REQUIREMENT -> Look for "System" in every line of the listing. Copy the lines that have it.

EXERCISE DATA ->
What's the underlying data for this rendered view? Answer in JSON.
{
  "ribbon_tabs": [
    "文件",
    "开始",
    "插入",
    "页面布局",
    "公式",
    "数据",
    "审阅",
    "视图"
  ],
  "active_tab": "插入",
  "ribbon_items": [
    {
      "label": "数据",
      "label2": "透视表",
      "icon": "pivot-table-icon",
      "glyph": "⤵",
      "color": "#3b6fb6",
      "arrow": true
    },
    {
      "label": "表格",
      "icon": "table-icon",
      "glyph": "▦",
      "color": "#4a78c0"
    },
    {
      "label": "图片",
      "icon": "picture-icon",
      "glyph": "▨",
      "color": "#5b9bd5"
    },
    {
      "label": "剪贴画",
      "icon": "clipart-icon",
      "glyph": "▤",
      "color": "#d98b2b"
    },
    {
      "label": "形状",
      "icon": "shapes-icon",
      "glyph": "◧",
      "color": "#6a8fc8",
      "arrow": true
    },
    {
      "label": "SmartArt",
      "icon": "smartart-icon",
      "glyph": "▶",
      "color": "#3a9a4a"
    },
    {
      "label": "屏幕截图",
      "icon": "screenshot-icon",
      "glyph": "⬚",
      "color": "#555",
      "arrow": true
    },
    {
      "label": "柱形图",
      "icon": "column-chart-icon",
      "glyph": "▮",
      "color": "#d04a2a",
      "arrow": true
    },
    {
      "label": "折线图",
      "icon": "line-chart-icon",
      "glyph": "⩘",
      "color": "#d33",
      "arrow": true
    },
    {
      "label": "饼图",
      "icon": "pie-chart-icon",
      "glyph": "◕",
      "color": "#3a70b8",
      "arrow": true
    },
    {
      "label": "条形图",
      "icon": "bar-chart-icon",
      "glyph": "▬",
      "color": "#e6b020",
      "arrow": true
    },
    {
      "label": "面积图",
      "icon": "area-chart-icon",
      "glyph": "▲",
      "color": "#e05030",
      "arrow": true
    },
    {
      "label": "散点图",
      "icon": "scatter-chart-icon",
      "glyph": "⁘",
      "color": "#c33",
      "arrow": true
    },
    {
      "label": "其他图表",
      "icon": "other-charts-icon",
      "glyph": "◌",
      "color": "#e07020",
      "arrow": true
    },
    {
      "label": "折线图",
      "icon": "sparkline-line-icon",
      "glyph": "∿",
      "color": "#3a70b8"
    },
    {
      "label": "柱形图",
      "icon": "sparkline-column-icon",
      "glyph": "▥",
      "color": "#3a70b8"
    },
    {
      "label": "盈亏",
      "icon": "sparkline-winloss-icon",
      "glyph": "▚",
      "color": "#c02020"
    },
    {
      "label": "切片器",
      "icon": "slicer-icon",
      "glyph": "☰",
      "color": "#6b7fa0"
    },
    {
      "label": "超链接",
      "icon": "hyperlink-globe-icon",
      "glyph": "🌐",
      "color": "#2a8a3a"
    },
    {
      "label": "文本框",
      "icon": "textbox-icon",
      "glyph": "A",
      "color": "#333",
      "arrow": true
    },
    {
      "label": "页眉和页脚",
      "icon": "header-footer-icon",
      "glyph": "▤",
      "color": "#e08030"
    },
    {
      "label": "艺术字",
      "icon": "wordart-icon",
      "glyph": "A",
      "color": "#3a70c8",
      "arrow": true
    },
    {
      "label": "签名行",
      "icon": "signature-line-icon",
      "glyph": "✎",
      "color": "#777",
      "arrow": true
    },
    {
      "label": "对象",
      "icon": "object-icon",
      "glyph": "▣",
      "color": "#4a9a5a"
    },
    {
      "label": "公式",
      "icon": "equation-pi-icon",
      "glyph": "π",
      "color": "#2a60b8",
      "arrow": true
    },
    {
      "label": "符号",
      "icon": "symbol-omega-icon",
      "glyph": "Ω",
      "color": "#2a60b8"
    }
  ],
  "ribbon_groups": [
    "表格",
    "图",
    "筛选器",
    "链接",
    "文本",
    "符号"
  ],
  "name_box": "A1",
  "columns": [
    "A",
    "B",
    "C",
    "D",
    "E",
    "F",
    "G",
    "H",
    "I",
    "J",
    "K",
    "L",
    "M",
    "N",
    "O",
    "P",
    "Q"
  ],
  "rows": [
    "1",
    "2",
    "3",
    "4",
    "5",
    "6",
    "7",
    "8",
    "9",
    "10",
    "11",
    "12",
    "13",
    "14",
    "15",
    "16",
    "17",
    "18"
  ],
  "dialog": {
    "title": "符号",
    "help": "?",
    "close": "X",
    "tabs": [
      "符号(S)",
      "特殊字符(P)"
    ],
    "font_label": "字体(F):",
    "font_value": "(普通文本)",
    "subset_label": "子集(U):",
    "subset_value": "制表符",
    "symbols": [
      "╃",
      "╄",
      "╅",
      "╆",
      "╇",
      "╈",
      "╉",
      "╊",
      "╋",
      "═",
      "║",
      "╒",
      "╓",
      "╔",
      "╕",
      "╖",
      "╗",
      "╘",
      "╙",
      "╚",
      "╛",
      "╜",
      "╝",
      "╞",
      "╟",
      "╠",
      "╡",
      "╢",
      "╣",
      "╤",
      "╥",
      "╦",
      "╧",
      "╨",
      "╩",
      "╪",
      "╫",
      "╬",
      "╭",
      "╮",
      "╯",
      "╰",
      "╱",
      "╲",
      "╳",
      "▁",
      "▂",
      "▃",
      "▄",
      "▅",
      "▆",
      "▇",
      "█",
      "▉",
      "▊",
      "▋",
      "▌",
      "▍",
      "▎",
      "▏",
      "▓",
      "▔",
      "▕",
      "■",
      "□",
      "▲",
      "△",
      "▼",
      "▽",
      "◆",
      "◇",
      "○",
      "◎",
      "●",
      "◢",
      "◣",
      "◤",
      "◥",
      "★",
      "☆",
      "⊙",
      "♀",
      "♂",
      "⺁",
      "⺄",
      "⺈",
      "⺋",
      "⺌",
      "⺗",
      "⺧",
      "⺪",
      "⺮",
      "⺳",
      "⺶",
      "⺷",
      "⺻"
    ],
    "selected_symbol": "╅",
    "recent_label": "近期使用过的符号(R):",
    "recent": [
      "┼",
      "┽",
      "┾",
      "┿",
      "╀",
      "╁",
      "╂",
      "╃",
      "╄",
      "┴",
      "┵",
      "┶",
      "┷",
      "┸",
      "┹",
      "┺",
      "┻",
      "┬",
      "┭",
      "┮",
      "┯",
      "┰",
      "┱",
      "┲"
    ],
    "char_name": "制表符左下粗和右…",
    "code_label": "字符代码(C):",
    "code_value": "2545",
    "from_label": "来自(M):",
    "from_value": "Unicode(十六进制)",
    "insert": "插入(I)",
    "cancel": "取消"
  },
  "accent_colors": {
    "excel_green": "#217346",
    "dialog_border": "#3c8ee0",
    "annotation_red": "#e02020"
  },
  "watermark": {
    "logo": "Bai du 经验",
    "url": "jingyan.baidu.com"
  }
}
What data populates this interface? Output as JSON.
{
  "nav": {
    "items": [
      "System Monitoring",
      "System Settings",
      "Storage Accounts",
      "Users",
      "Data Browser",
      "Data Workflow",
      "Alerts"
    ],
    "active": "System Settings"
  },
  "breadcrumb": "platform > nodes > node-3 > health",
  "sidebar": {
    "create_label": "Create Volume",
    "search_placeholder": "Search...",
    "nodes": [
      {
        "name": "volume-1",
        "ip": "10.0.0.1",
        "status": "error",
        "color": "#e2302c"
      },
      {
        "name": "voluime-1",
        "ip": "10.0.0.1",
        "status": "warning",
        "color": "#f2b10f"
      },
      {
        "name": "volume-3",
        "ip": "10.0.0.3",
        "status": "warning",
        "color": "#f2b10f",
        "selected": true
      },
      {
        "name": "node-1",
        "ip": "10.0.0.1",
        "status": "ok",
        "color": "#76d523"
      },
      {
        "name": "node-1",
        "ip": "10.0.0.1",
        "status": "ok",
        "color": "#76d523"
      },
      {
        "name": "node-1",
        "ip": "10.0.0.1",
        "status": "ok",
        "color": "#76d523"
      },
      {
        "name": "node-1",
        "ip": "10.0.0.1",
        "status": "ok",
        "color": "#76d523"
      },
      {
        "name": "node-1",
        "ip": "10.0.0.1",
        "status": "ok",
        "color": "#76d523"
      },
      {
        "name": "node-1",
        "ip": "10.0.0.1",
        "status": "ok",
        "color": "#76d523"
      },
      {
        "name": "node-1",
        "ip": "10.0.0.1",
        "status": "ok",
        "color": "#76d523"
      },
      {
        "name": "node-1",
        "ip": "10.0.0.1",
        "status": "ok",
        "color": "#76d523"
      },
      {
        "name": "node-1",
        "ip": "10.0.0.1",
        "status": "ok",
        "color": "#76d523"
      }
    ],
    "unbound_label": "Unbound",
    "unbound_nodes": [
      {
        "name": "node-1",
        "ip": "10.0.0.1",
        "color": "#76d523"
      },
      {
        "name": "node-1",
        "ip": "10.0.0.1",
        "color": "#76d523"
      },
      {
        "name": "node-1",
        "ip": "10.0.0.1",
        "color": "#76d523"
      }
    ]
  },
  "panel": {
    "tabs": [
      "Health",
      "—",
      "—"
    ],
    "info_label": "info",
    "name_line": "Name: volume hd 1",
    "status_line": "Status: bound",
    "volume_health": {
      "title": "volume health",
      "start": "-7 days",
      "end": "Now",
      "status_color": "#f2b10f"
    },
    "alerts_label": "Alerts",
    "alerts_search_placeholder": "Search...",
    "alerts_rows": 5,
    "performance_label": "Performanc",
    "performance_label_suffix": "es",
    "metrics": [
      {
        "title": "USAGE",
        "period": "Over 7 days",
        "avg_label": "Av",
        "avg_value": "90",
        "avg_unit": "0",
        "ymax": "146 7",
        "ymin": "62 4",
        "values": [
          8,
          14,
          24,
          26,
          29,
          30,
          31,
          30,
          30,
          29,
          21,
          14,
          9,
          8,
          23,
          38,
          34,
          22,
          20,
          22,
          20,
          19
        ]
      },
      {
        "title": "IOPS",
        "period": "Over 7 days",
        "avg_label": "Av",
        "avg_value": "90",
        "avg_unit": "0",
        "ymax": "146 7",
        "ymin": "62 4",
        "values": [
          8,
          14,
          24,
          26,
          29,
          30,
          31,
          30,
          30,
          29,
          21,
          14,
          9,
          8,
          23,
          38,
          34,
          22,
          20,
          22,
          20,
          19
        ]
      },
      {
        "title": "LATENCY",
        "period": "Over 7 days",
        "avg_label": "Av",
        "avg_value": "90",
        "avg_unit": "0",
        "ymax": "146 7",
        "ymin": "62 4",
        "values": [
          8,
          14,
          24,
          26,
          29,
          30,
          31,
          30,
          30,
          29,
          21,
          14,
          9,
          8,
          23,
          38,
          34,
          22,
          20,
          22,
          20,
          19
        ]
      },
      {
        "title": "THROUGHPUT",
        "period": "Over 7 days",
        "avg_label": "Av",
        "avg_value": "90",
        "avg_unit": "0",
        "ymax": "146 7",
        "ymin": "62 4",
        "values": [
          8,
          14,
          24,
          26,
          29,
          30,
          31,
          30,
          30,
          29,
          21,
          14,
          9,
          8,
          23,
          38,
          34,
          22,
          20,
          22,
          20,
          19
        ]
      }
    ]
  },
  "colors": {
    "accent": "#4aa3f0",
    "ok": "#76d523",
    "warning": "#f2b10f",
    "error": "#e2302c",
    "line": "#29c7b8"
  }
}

ANSWER TO THIS TASK ->
      "System Monitoring",
      "System Settings",
    "active": "System Settings"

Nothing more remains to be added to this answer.